For this exercise, reproduce each entry below exactly, excluding pictures.

[Page and application data records]
= = =
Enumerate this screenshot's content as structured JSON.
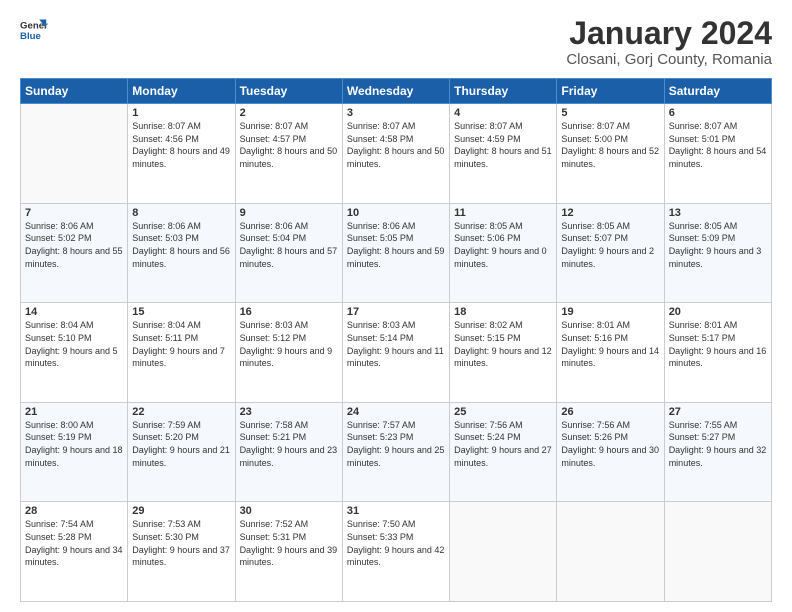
{
  "logo": {
    "general": "General",
    "blue": "Blue"
  },
  "title": "January 2024",
  "subtitle": "Closani, Gorj County, Romania",
  "days_header": [
    "Sunday",
    "Monday",
    "Tuesday",
    "Wednesday",
    "Thursday",
    "Friday",
    "Saturday"
  ],
  "weeks": [
    [
      {
        "day": "",
        "sunrise": "",
        "sunset": "",
        "daylight": "",
        "empty": true
      },
      {
        "day": "1",
        "sunrise": "Sunrise: 8:07 AM",
        "sunset": "Sunset: 4:56 PM",
        "daylight": "Daylight: 8 hours and 49 minutes."
      },
      {
        "day": "2",
        "sunrise": "Sunrise: 8:07 AM",
        "sunset": "Sunset: 4:57 PM",
        "daylight": "Daylight: 8 hours and 50 minutes."
      },
      {
        "day": "3",
        "sunrise": "Sunrise: 8:07 AM",
        "sunset": "Sunset: 4:58 PM",
        "daylight": "Daylight: 8 hours and 50 minutes."
      },
      {
        "day": "4",
        "sunrise": "Sunrise: 8:07 AM",
        "sunset": "Sunset: 4:59 PM",
        "daylight": "Daylight: 8 hours and 51 minutes."
      },
      {
        "day": "5",
        "sunrise": "Sunrise: 8:07 AM",
        "sunset": "Sunset: 5:00 PM",
        "daylight": "Daylight: 8 hours and 52 minutes."
      },
      {
        "day": "6",
        "sunrise": "Sunrise: 8:07 AM",
        "sunset": "Sunset: 5:01 PM",
        "daylight": "Daylight: 8 hours and 54 minutes."
      }
    ],
    [
      {
        "day": "7",
        "sunrise": "Sunrise: 8:06 AM",
        "sunset": "Sunset: 5:02 PM",
        "daylight": "Daylight: 8 hours and 55 minutes."
      },
      {
        "day": "8",
        "sunrise": "Sunrise: 8:06 AM",
        "sunset": "Sunset: 5:03 PM",
        "daylight": "Daylight: 8 hours and 56 minutes."
      },
      {
        "day": "9",
        "sunrise": "Sunrise: 8:06 AM",
        "sunset": "Sunset: 5:04 PM",
        "daylight": "Daylight: 8 hours and 57 minutes."
      },
      {
        "day": "10",
        "sunrise": "Sunrise: 8:06 AM",
        "sunset": "Sunset: 5:05 PM",
        "daylight": "Daylight: 8 hours and 59 minutes."
      },
      {
        "day": "11",
        "sunrise": "Sunrise: 8:05 AM",
        "sunset": "Sunset: 5:06 PM",
        "daylight": "Daylight: 9 hours and 0 minutes."
      },
      {
        "day": "12",
        "sunrise": "Sunrise: 8:05 AM",
        "sunset": "Sunset: 5:07 PM",
        "daylight": "Daylight: 9 hours and 2 minutes."
      },
      {
        "day": "13",
        "sunrise": "Sunrise: 8:05 AM",
        "sunset": "Sunset: 5:09 PM",
        "daylight": "Daylight: 9 hours and 3 minutes."
      }
    ],
    [
      {
        "day": "14",
        "sunrise": "Sunrise: 8:04 AM",
        "sunset": "Sunset: 5:10 PM",
        "daylight": "Daylight: 9 hours and 5 minutes."
      },
      {
        "day": "15",
        "sunrise": "Sunrise: 8:04 AM",
        "sunset": "Sunset: 5:11 PM",
        "daylight": "Daylight: 9 hours and 7 minutes."
      },
      {
        "day": "16",
        "sunrise": "Sunrise: 8:03 AM",
        "sunset": "Sunset: 5:12 PM",
        "daylight": "Daylight: 9 hours and 9 minutes."
      },
      {
        "day": "17",
        "sunrise": "Sunrise: 8:03 AM",
        "sunset": "Sunset: 5:14 PM",
        "daylight": "Daylight: 9 hours and 11 minutes."
      },
      {
        "day": "18",
        "sunrise": "Sunrise: 8:02 AM",
        "sunset": "Sunset: 5:15 PM",
        "daylight": "Daylight: 9 hours and 12 minutes."
      },
      {
        "day": "19",
        "sunrise": "Sunrise: 8:01 AM",
        "sunset": "Sunset: 5:16 PM",
        "daylight": "Daylight: 9 hours and 14 minutes."
      },
      {
        "day": "20",
        "sunrise": "Sunrise: 8:01 AM",
        "sunset": "Sunset: 5:17 PM",
        "daylight": "Daylight: 9 hours and 16 minutes."
      }
    ],
    [
      {
        "day": "21",
        "sunrise": "Sunrise: 8:00 AM",
        "sunset": "Sunset: 5:19 PM",
        "daylight": "Daylight: 9 hours and 18 minutes."
      },
      {
        "day": "22",
        "sunrise": "Sunrise: 7:59 AM",
        "sunset": "Sunset: 5:20 PM",
        "daylight": "Daylight: 9 hours and 21 minutes."
      },
      {
        "day": "23",
        "sunrise": "Sunrise: 7:58 AM",
        "sunset": "Sunset: 5:21 PM",
        "daylight": "Daylight: 9 hours and 23 minutes."
      },
      {
        "day": "24",
        "sunrise": "Sunrise: 7:57 AM",
        "sunset": "Sunset: 5:23 PM",
        "daylight": "Daylight: 9 hours and 25 minutes."
      },
      {
        "day": "25",
        "sunrise": "Sunrise: 7:56 AM",
        "sunset": "Sunset: 5:24 PM",
        "daylight": "Daylight: 9 hours and 27 minutes."
      },
      {
        "day": "26",
        "sunrise": "Sunrise: 7:56 AM",
        "sunset": "Sunset: 5:26 PM",
        "daylight": "Daylight: 9 hours and 30 minutes."
      },
      {
        "day": "27",
        "sunrise": "Sunrise: 7:55 AM",
        "sunset": "Sunset: 5:27 PM",
        "daylight": "Daylight: 9 hours and 32 minutes."
      }
    ],
    [
      {
        "day": "28",
        "sunrise": "Sunrise: 7:54 AM",
        "sunset": "Sunset: 5:28 PM",
        "daylight": "Daylight: 9 hours and 34 minutes."
      },
      {
        "day": "29",
        "sunrise": "Sunrise: 7:53 AM",
        "sunset": "Sunset: 5:30 PM",
        "daylight": "Daylight: 9 hours and 37 minutes."
      },
      {
        "day": "30",
        "sunrise": "Sunrise: 7:52 AM",
        "sunset": "Sunset: 5:31 PM",
        "daylight": "Daylight: 9 hours and 39 minutes."
      },
      {
        "day": "31",
        "sunrise": "Sunrise: 7:50 AM",
        "sunset": "Sunset: 5:33 PM",
        "daylight": "Daylight: 9 hours and 42 minutes."
      },
      {
        "day": "",
        "sunrise": "",
        "sunset": "",
        "daylight": "",
        "empty": true
      },
      {
        "day": "",
        "sunrise": "",
        "sunset": "",
        "daylight": "",
        "empty": true
      },
      {
        "day": "",
        "sunrise": "",
        "sunset": "",
        "daylight": "",
        "empty": true
      }
    ]
  ]
}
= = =
REPLY ->
Enumerate this screenshot's content as structured JSON.
{
  "logo": {
    "general": "General",
    "blue": "Blue"
  },
  "title": "January 2024",
  "subtitle": "Closani, Gorj County, Romania",
  "days_header": [
    "Sunday",
    "Monday",
    "Tuesday",
    "Wednesday",
    "Thursday",
    "Friday",
    "Saturday"
  ],
  "weeks": [
    [
      {
        "day": "",
        "sunrise": "",
        "sunset": "",
        "daylight": "",
        "empty": true
      },
      {
        "day": "1",
        "sunrise": "Sunrise: 8:07 AM",
        "sunset": "Sunset: 4:56 PM",
        "daylight": "Daylight: 8 hours and 49 minutes."
      },
      {
        "day": "2",
        "sunrise": "Sunrise: 8:07 AM",
        "sunset": "Sunset: 4:57 PM",
        "daylight": "Daylight: 8 hours and 50 minutes."
      },
      {
        "day": "3",
        "sunrise": "Sunrise: 8:07 AM",
        "sunset": "Sunset: 4:58 PM",
        "daylight": "Daylight: 8 hours and 50 minutes."
      },
      {
        "day": "4",
        "sunrise": "Sunrise: 8:07 AM",
        "sunset": "Sunset: 4:59 PM",
        "daylight": "Daylight: 8 hours and 51 minutes."
      },
      {
        "day": "5",
        "sunrise": "Sunrise: 8:07 AM",
        "sunset": "Sunset: 5:00 PM",
        "daylight": "Daylight: 8 hours and 52 minutes."
      },
      {
        "day": "6",
        "sunrise": "Sunrise: 8:07 AM",
        "sunset": "Sunset: 5:01 PM",
        "daylight": "Daylight: 8 hours and 54 minutes."
      }
    ],
    [
      {
        "day": "7",
        "sunrise": "Sunrise: 8:06 AM",
        "sunset": "Sunset: 5:02 PM",
        "daylight": "Daylight: 8 hours and 55 minutes."
      },
      {
        "day": "8",
        "sunrise": "Sunrise: 8:06 AM",
        "sunset": "Sunset: 5:03 PM",
        "daylight": "Daylight: 8 hours and 56 minutes."
      },
      {
        "day": "9",
        "sunrise": "Sunrise: 8:06 AM",
        "sunset": "Sunset: 5:04 PM",
        "daylight": "Daylight: 8 hours and 57 minutes."
      },
      {
        "day": "10",
        "sunrise": "Sunrise: 8:06 AM",
        "sunset": "Sunset: 5:05 PM",
        "daylight": "Daylight: 8 hours and 59 minutes."
      },
      {
        "day": "11",
        "sunrise": "Sunrise: 8:05 AM",
        "sunset": "Sunset: 5:06 PM",
        "daylight": "Daylight: 9 hours and 0 minutes."
      },
      {
        "day": "12",
        "sunrise": "Sunrise: 8:05 AM",
        "sunset": "Sunset: 5:07 PM",
        "daylight": "Daylight: 9 hours and 2 minutes."
      },
      {
        "day": "13",
        "sunrise": "Sunrise: 8:05 AM",
        "sunset": "Sunset: 5:09 PM",
        "daylight": "Daylight: 9 hours and 3 minutes."
      }
    ],
    [
      {
        "day": "14",
        "sunrise": "Sunrise: 8:04 AM",
        "sunset": "Sunset: 5:10 PM",
        "daylight": "Daylight: 9 hours and 5 minutes."
      },
      {
        "day": "15",
        "sunrise": "Sunrise: 8:04 AM",
        "sunset": "Sunset: 5:11 PM",
        "daylight": "Daylight: 9 hours and 7 minutes."
      },
      {
        "day": "16",
        "sunrise": "Sunrise: 8:03 AM",
        "sunset": "Sunset: 5:12 PM",
        "daylight": "Daylight: 9 hours and 9 minutes."
      },
      {
        "day": "17",
        "sunrise": "Sunrise: 8:03 AM",
        "sunset": "Sunset: 5:14 PM",
        "daylight": "Daylight: 9 hours and 11 minutes."
      },
      {
        "day": "18",
        "sunrise": "Sunrise: 8:02 AM",
        "sunset": "Sunset: 5:15 PM",
        "daylight": "Daylight: 9 hours and 12 minutes."
      },
      {
        "day": "19",
        "sunrise": "Sunrise: 8:01 AM",
        "sunset": "Sunset: 5:16 PM",
        "daylight": "Daylight: 9 hours and 14 minutes."
      },
      {
        "day": "20",
        "sunrise": "Sunrise: 8:01 AM",
        "sunset": "Sunset: 5:17 PM",
        "daylight": "Daylight: 9 hours and 16 minutes."
      }
    ],
    [
      {
        "day": "21",
        "sunrise": "Sunrise: 8:00 AM",
        "sunset": "Sunset: 5:19 PM",
        "daylight": "Daylight: 9 hours and 18 minutes."
      },
      {
        "day": "22",
        "sunrise": "Sunrise: 7:59 AM",
        "sunset": "Sunset: 5:20 PM",
        "daylight": "Daylight: 9 hours and 21 minutes."
      },
      {
        "day": "23",
        "sunrise": "Sunrise: 7:58 AM",
        "sunset": "Sunset: 5:21 PM",
        "daylight": "Daylight: 9 hours and 23 minutes."
      },
      {
        "day": "24",
        "sunrise": "Sunrise: 7:57 AM",
        "sunset": "Sunset: 5:23 PM",
        "daylight": "Daylight: 9 hours and 25 minutes."
      },
      {
        "day": "25",
        "sunrise": "Sunrise: 7:56 AM",
        "sunset": "Sunset: 5:24 PM",
        "daylight": "Daylight: 9 hours and 27 minutes."
      },
      {
        "day": "26",
        "sunrise": "Sunrise: 7:56 AM",
        "sunset": "Sunset: 5:26 PM",
        "daylight": "Daylight: 9 hours and 30 minutes."
      },
      {
        "day": "27",
        "sunrise": "Sunrise: 7:55 AM",
        "sunset": "Sunset: 5:27 PM",
        "daylight": "Daylight: 9 hours and 32 minutes."
      }
    ],
    [
      {
        "day": "28",
        "sunrise": "Sunrise: 7:54 AM",
        "sunset": "Sunset: 5:28 PM",
        "daylight": "Daylight: 9 hours and 34 minutes."
      },
      {
        "day": "29",
        "sunrise": "Sunrise: 7:53 AM",
        "sunset": "Sunset: 5:30 PM",
        "daylight": "Daylight: 9 hours and 37 minutes."
      },
      {
        "day": "30",
        "sunrise": "Sunrise: 7:52 AM",
        "sunset": "Sunset: 5:31 PM",
        "daylight": "Daylight: 9 hours and 39 minutes."
      },
      {
        "day": "31",
        "sunrise": "Sunrise: 7:50 AM",
        "sunset": "Sunset: 5:33 PM",
        "daylight": "Daylight: 9 hours and 42 minutes."
      },
      {
        "day": "",
        "sunrise": "",
        "sunset": "",
        "daylight": "",
        "empty": true
      },
      {
        "day": "",
        "sunrise": "",
        "sunset": "",
        "daylight": "",
        "empty": true
      },
      {
        "day": "",
        "sunrise": "",
        "sunset": "",
        "daylight": "",
        "empty": true
      }
    ]
  ]
}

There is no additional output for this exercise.